Almost a lifetime has elapsed without either of us bridging the gap. But recent events and the wisdom of years has led to each of us reaching for the other. The reaching has led to a better understanding and an acceptance of our individuality. At long last, I believe that we have become friends and not just brothers.
We have a way to travel before all the barriers are removed but the wall has been breached. Whether we will be granted the years to remove all constraints is questionable, but it really is not a matter of great importance. We live many miles apart. That may change, but the physical proximity is not of prime importance thanks to the telephone.
It was always true, but now I can call my brother and say, "I love you."
I am uncertain as to my acceptance of phantasmagorical subjects. Happenstance, chance optical illusions may be all the explanation necessary - and yet --!!
It was a beautiful old farmhouse in a remote section of western New Jersey. It had been completely remodeled inside and greeted one with a charming blend of the old and new. My wife and I bought it after one inspection.
We moved in and paid little heed to the frequent but annoying small accidents that kept occurring. A stubbed toe, a cut finger, a piece of china dropped and broken; it was all very normal.
There was a feed mill two miles away where I purchased items for our animals. I visited it every two weeks or so. About six months after our taking up residence in the farmhouse, I was making my routine visit to the mill when the lady behind the counter stopped me.
"Have you been bothered by the ghost yet?"
"What ghost?" I replied, puzzled.
"Don't you know what happened in your house?"
She then proceeded to inform me that one of the former owners had done away with himself because of some unspecified woe in a particularly messy manner that involved a shotgun.
I returned home and imparted the pleasant tale to my wife. We both speculated that all the small mishaps and annoyances that had been plaguing us might be the manifestations of an unwanted spirit.
The little annoyances continued until one day, after tripped over a bucket in the bar, I grew exasperated and yelled.
"Look, we're here to stay. Your little tricks will not drive us away. You might as well learn to live with us. We are happy people and this is, and will be, a happy place."
I felt a little foolish and was pleased that no one had witnessed my outburst.
My wife loves music. It was not unusual for a radio or stereo to be playing most of the time. However, I noticed that a radio was left playing, softly, even when we had retired for the night. I mentioned it to my spouse and she told me that she had informed the house that pleasant music and laughter were to be a part of every day, and it might as well accept that fact and join us in our approach to life each day.
Strangely, my outburst and her ultimatum had occurred on the same day.
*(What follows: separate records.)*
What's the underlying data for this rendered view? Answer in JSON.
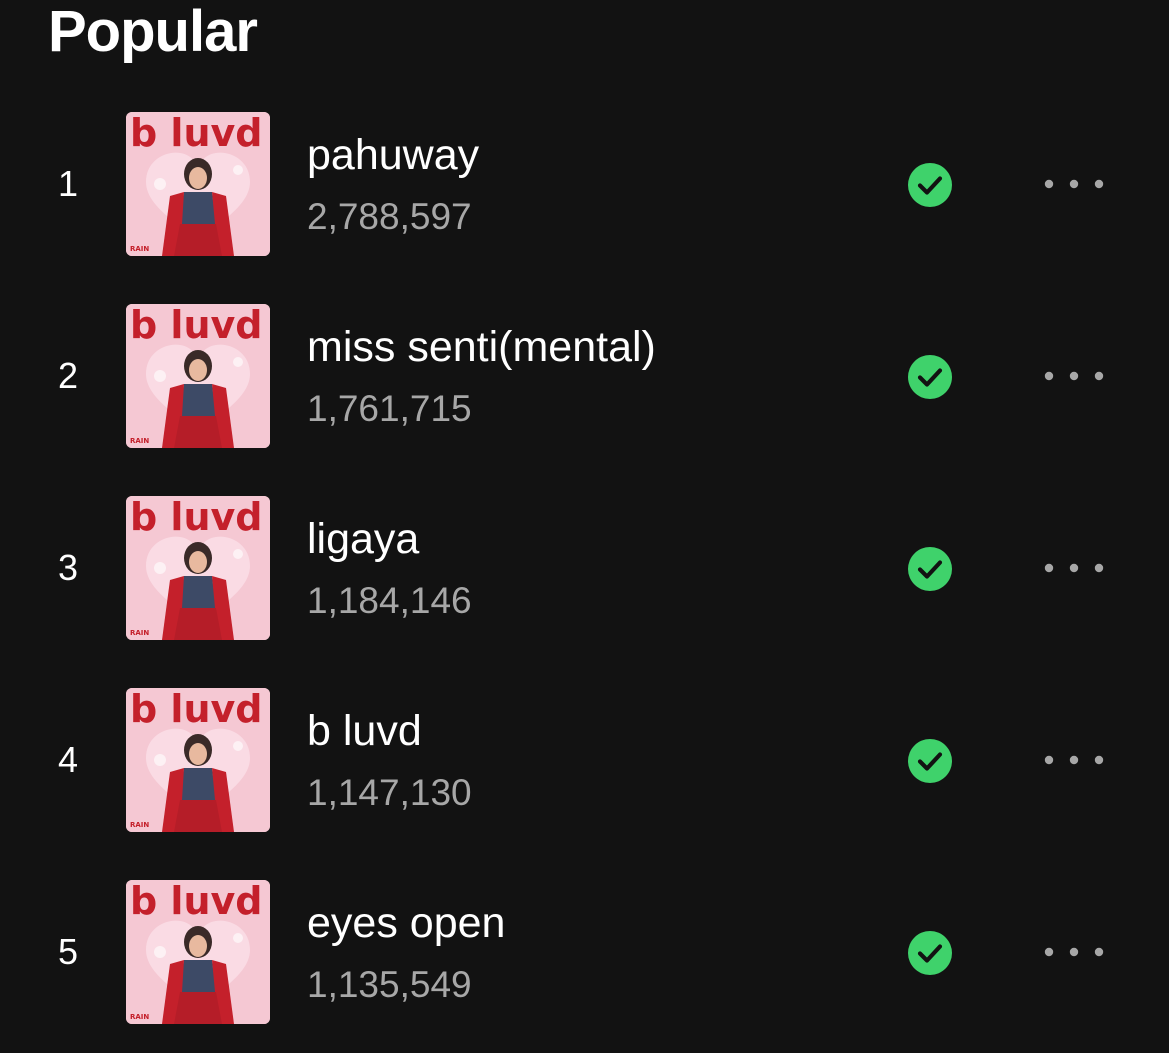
{
  "section": {
    "title": "Popular"
  },
  "tracks": [
    {
      "number": "1",
      "title": "pahuway",
      "plays": "2,788,597",
      "cover_text": "b luvd",
      "cover_artist": "RAIN"
    },
    {
      "number": "2",
      "title": "miss senti(mental)",
      "plays": "1,761,715",
      "cover_text": "b luvd",
      "cover_artist": "RAIN"
    },
    {
      "number": "3",
      "title": "ligaya",
      "plays": "1,184,146",
      "cover_text": "b luvd",
      "cover_artist": "RAIN"
    },
    {
      "number": "4",
      "title": "b luvd",
      "plays": "1,147,130",
      "cover_text": "b luvd",
      "cover_artist": "RAIN"
    },
    {
      "number": "5",
      "title": "eyes open",
      "plays": "1,135,549",
      "cover_text": "b luvd",
      "cover_artist": "RAIN"
    }
  ],
  "icons": {
    "saved": "check-circle-icon",
    "more": "more-options-icon"
  },
  "colors": {
    "background": "#121212",
    "saved_green": "#3fd26b",
    "secondary_text": "#a7a7a7",
    "cover_pink": "#f3c3cf",
    "cover_red": "#c4202b"
  }
}
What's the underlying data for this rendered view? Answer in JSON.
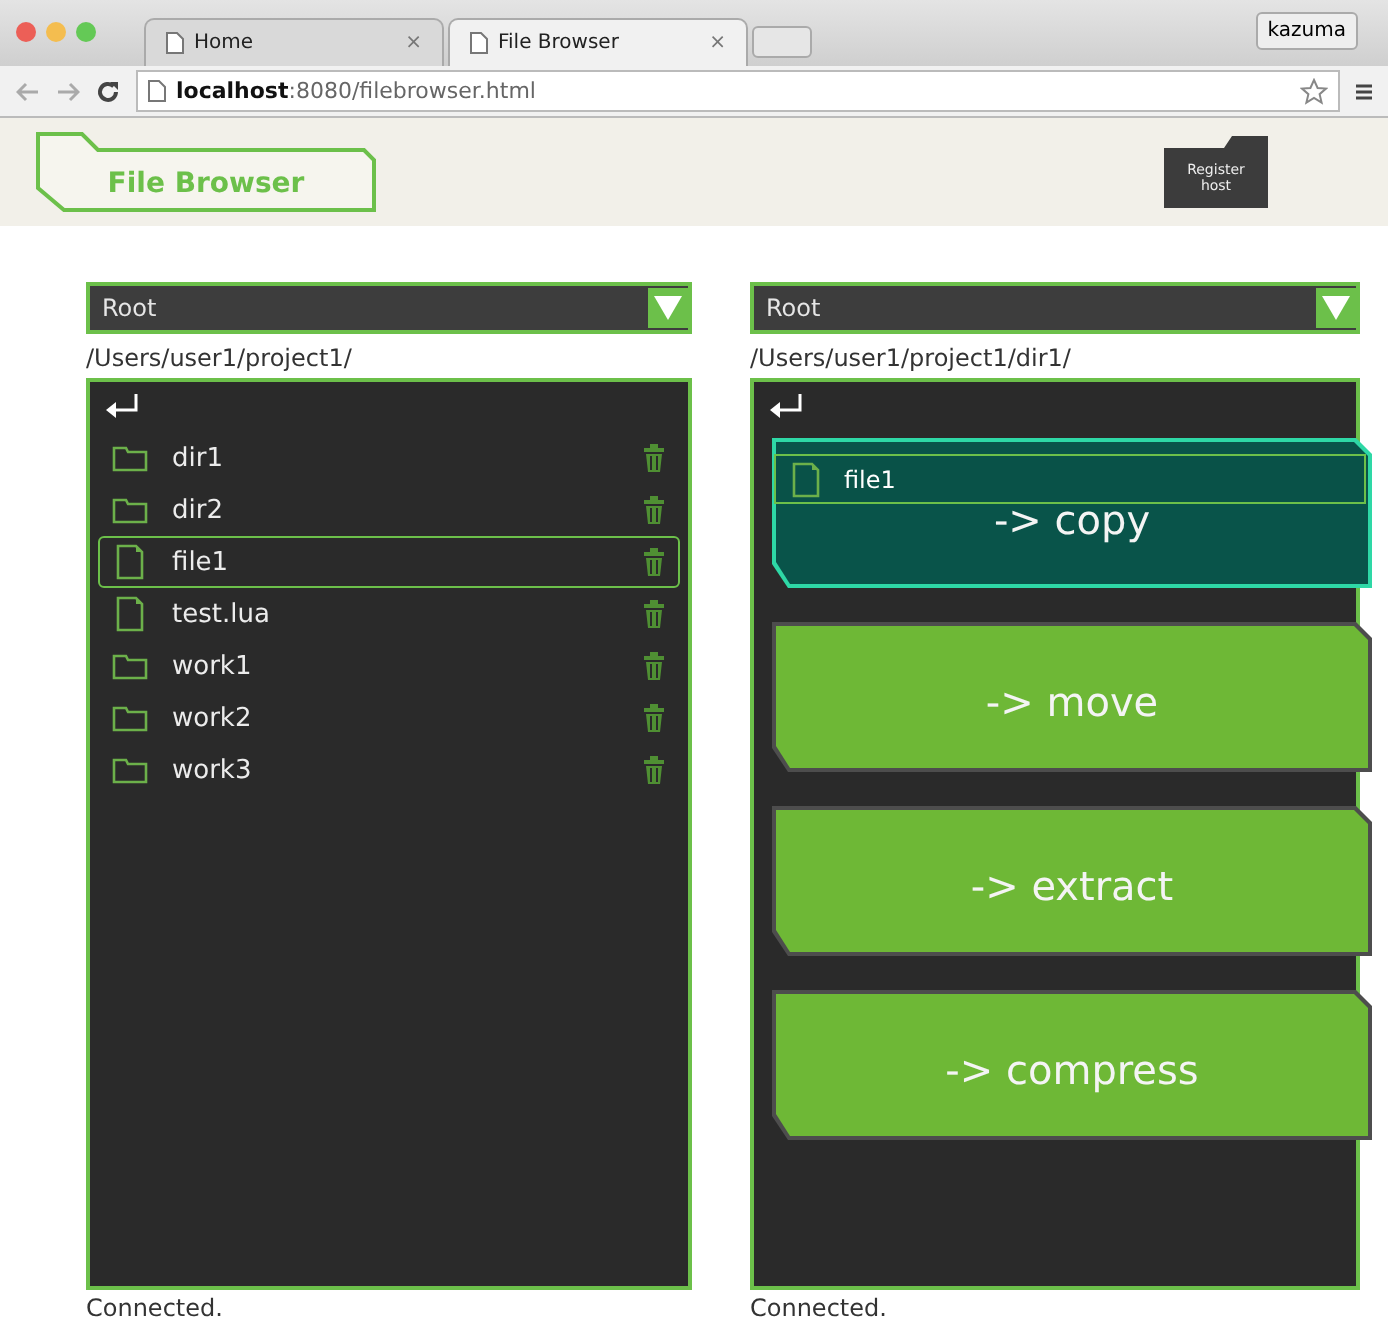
{
  "browser": {
    "tabs": [
      {
        "title": "Home",
        "close": "×",
        "selected": false
      },
      {
        "title": "File Browser",
        "close": "×",
        "selected": true
      }
    ],
    "user": "kazuma",
    "url": "**localhost**:8080/filebrowser.html"
  },
  "header": {
    "title": "File Browser",
    "register_button": "Register host"
  },
  "panels": [
    {
      "dropdown": "Root",
      "path": "/Users/user1/project1/",
      "items": [
        {
          "name": "dir1",
          "kind": "folder",
          "selected": false
        },
        {
          "name": "dir2",
          "kind": "folder",
          "selected": false
        },
        {
          "name": "file1",
          "kind": "file",
          "selected": true
        },
        {
          "name": "test.lua",
          "kind": "file",
          "selected": false
        },
        {
          "name": "work1",
          "kind": "folder",
          "selected": false
        },
        {
          "name": "work2",
          "kind": "folder",
          "selected": false
        },
        {
          "name": "work3",
          "kind": "folder",
          "selected": false
        }
      ],
      "status": "Connected."
    },
    {
      "dropdown": "Root",
      "path": "/Users/user1/project1/dir1/",
      "dragged_item": "file1",
      "actions": [
        {
          "label": "-> copy",
          "selected": true
        },
        {
          "label": "-> move",
          "selected": false
        },
        {
          "label": "-> extract",
          "selected": false
        },
        {
          "label": "-> compress",
          "selected": false
        }
      ],
      "status": "Connected."
    }
  ]
}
Even more strangely, the little accidents stopped. The easily explainable but annoying troubles ceased. Coincidence? Very likely. Yet food for thought.
We lived in and enjoyed our home for four years. Then fate stepped in and decreed that we had to move once more. We had grown to love our home and were truly upset at the necessity for uprooting ourselves.
The day we listed our house for sale and the brokers' sign was erected on our front lawn, the little accidents began, once more, to occur.
There's so much more to this story than Dad told. A beloved antique, cast iron woodstove was broken in half by the movers when they moved in. A sudden burst pipe caused the ceiling in the living room to collapse right on top of Mom's most prized possession, her antique baby grand piano. And then peace was established as Dad recounts here. And my mother told me that once the house was for sale, the sense of a fog lifted that they'd enjoyed once that peace was made descended again. She felt guilty; they'd made a friend with an unquiet spirit, then had had to say goodbye, leaving it to its restless and unhappy tenancy.